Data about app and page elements
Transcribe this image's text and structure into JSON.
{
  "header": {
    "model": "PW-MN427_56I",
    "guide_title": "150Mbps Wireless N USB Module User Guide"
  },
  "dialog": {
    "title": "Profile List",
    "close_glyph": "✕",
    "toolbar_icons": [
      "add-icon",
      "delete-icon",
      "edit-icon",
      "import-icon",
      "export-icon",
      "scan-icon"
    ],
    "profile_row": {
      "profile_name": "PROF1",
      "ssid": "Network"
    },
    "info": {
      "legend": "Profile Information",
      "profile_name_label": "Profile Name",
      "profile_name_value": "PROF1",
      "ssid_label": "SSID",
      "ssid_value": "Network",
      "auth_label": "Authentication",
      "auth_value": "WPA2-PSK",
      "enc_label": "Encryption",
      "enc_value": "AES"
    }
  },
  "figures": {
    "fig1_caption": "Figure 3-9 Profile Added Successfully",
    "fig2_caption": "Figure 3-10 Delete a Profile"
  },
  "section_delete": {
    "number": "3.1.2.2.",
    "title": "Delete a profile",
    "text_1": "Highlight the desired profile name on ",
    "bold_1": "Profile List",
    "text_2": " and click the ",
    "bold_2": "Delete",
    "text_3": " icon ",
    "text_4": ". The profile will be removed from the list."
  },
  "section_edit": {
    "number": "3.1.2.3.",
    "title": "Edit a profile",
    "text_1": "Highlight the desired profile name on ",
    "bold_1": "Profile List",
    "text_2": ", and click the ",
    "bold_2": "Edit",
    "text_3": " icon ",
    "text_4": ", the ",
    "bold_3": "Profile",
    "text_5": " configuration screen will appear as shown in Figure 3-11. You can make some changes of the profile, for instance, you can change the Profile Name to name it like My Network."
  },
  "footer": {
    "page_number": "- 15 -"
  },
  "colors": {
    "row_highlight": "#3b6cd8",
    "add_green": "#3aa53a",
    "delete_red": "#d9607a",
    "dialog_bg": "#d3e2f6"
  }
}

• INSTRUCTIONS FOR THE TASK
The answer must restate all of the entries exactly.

• EXERCISE OUTPUT
Transcribe this image's text and structure into JSON.
{
  "header": {
    "model": "PW-MN427_56I",
    "guide_title": "150Mbps Wireless N USB Module User Guide"
  },
  "dialog": {
    "title": "Profile List",
    "close_glyph": "✕",
    "toolbar_icons": [
      "add-icon",
      "delete-icon",
      "edit-icon",
      "import-icon",
      "export-icon",
      "scan-icon"
    ],
    "profile_row": {
      "profile_name": "PROF1",
      "ssid": "Network"
    },
    "info": {
      "legend": "Profile Information",
      "profile_name_label": "Profile Name",
      "profile_name_value": "PROF1",
      "ssid_label": "SSID",
      "ssid_value": "Network",
      "auth_label": "Authentication",
      "auth_value": "WPA2-PSK",
      "enc_label": "Encryption",
      "enc_value": "AES"
    }
  },
  "figures": {
    "fig1_caption": "Figure 3-9 Profile Added Successfully",
    "fig2_caption": "Figure 3-10 Delete a Profile"
  },
  "section_delete": {
    "number": "3.1.2.2.",
    "title": "Delete a profile",
    "text_1": "Highlight the desired profile name on ",
    "bold_1": "Profile List",
    "text_2": " and click the ",
    "bold_2": "Delete",
    "text_3": " icon ",
    "text_4": ". The profile will be removed from the list."
  },
  "section_edit": {
    "number": "3.1.2.3.",
    "title": "Edit a profile",
    "text_1": "Highlight the desired profile name on ",
    "bold_1": "Profile List",
    "text_2": ", and click the ",
    "bold_2": "Edit",
    "text_3": " icon ",
    "text_4": ", the ",
    "bold_3": "Profile",
    "text_5": " configuration screen will appear as shown in Figure 3-11. You can make some changes of the profile, for instance, you can change the Profile Name to name it like My Network."
  },
  "footer": {
    "page_number": "- 15 -"
  },
  "colors": {
    "row_highlight": "#3b6cd8",
    "add_green": "#3aa53a",
    "delete_red": "#d9607a",
    "dialog_bg": "#d3e2f6"
  }
}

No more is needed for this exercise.